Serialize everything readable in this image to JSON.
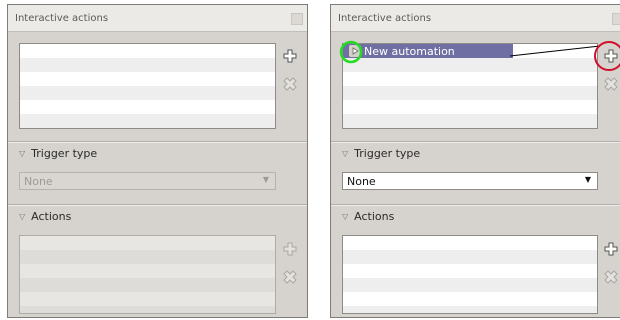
{
  "left_panel": {
    "title": "Interactive actions",
    "trigger_section": "Trigger type",
    "trigger_value": "None",
    "actions_section": "Actions"
  },
  "right_panel": {
    "title": "Interactive actions",
    "automation_item": "New automation",
    "trigger_section": "Trigger type",
    "trigger_value": "None",
    "actions_section": "Actions"
  },
  "icons": {
    "add": "plus-icon",
    "remove": "cross-icon",
    "expand": "triangle-down-icon",
    "dropdown": "chevron-down-icon",
    "item": "play-icon"
  },
  "colors": {
    "panel_bg": "#d6d3ce",
    "selection": "#6f6fa3",
    "highlight_green": "#22dd22",
    "highlight_red": "#d0102a"
  }
}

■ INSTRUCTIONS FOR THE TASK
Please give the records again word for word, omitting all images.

■ ANSWER SECTION
Serialize everything readable in this image to JSON.
{
  "left_panel": {
    "title": "Interactive actions",
    "trigger_section": "Trigger type",
    "trigger_value": "None",
    "actions_section": "Actions"
  },
  "right_panel": {
    "title": "Interactive actions",
    "automation_item": "New automation",
    "trigger_section": "Trigger type",
    "trigger_value": "None",
    "actions_section": "Actions"
  },
  "icons": {
    "add": "plus-icon",
    "remove": "cross-icon",
    "expand": "triangle-down-icon",
    "dropdown": "chevron-down-icon",
    "item": "play-icon"
  },
  "colors": {
    "panel_bg": "#d6d3ce",
    "selection": "#6f6fa3",
    "highlight_green": "#22dd22",
    "highlight_red": "#d0102a"
  }
}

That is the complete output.